Prepared for the storm, prepared for the home straight. Before the wind gets too strong, that is over 35 knots or so, we've stowed the downwind sails in the gangway. Between here and Yokohama we'll no longer be able to make use of them as there will be too much wind and too big a sea. Rather than leave them on deck – which is always a source for potential worries even when they're firmly attached to the platform, better to place them where they will be the most effective, that is down below to lower the boat's centre of gravity as much as possible. On port tack, at the foot of the bunks, shifted as far astern as possible, we now find the small gennaker and the genoa staysail. Léo Lucet awoke a tad annoyed earlier. Getting out of bed wasn't so much of an issue but rather his beautiful Gore-Tex shoes for cyclists, which had slid underneath the sails. What rotten luck! On starboard tack, it's the large gennaker which has taken up the little space allocated for human life.

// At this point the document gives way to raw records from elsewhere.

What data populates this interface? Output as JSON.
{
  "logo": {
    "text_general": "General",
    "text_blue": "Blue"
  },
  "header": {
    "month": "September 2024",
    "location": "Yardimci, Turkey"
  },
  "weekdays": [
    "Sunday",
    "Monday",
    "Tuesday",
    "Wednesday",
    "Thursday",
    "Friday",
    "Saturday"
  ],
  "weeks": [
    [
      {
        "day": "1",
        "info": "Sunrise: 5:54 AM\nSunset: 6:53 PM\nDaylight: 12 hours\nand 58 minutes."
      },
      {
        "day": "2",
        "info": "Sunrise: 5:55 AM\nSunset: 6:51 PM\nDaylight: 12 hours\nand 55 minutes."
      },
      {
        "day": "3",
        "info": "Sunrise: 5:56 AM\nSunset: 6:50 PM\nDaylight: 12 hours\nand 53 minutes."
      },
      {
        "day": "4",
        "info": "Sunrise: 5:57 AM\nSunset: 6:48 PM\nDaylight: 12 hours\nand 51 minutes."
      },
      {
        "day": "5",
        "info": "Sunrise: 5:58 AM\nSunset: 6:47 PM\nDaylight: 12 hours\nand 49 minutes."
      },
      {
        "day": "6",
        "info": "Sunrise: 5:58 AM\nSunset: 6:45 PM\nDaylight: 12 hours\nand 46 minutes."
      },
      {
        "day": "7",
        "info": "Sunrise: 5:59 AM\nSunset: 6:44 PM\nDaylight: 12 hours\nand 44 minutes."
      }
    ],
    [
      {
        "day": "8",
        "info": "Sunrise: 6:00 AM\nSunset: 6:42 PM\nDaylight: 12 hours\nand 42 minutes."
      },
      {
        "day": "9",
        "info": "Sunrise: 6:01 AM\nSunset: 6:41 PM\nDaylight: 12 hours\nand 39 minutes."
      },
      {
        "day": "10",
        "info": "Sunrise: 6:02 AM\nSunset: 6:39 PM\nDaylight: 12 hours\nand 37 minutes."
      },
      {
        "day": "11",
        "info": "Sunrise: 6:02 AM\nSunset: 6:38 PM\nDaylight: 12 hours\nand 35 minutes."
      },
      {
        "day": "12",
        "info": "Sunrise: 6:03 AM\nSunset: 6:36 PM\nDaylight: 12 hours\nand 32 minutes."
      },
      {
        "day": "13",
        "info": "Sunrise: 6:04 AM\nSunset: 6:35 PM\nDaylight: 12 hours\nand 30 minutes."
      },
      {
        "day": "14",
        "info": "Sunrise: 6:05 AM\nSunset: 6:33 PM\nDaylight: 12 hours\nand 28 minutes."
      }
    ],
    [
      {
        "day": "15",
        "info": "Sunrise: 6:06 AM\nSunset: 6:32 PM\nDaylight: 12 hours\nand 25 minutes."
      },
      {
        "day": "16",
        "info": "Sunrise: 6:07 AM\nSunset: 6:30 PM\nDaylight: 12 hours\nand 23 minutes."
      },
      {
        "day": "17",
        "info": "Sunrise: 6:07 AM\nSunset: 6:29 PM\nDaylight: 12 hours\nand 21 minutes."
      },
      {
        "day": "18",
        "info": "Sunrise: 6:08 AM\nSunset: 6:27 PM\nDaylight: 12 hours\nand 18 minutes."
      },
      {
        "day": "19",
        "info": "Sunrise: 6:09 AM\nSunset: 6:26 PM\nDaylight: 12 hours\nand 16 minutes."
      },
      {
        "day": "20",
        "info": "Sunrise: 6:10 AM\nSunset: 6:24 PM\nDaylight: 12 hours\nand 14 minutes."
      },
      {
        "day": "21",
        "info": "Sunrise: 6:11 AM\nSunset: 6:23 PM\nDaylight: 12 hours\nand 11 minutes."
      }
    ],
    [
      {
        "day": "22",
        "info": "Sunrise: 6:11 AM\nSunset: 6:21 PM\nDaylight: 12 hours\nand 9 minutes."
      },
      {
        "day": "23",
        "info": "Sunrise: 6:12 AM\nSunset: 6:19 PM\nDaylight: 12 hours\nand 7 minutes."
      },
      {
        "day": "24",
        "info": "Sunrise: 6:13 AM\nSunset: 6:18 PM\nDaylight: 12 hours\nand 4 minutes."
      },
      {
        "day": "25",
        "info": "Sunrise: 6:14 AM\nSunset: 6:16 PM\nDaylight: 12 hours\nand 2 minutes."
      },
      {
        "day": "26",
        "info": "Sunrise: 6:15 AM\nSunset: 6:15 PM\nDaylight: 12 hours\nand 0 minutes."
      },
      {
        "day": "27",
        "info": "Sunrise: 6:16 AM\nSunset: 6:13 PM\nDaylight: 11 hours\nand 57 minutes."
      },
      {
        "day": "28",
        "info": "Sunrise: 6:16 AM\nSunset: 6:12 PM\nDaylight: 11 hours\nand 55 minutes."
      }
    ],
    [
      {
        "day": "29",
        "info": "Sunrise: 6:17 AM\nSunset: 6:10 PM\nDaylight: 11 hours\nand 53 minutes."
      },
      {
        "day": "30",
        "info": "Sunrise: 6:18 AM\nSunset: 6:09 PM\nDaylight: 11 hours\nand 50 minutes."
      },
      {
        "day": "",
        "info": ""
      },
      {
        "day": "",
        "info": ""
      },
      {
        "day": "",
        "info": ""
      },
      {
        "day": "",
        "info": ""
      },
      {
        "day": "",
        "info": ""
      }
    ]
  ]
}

1300 UT. A dark night, even darker than usual, though it was hard to imagine that was possible! The only shards of light in all this darkness, the odd glimmer of plankton on the crest of the waves. There aren't phosphorescent cascades sadly, but it's not far off. The seas are unquestionably big, and daylight will prove that to us. The dials are displaying the expected figures: 43/ 45 knots, with peaks of 55/58. Under 3 reefs and ORC, we're hurtling along with ease at between 20 and 25 knots. We're naturally going fast and certainly aren't in a position where we're ‘searching for speed', quite the contrary in fact. It would serve no purpose whatsoever to position ourselves on the edge of the waves at 30/35 knots. The impact would be violent. We'd risk burying the bows into the waves too, which is something we're looking to avoid. The finish isn't far off, and there's just one thing required now: withstand this bad weather, and we'll be dropped as delicately as a flower at the foot of the Japanese coast.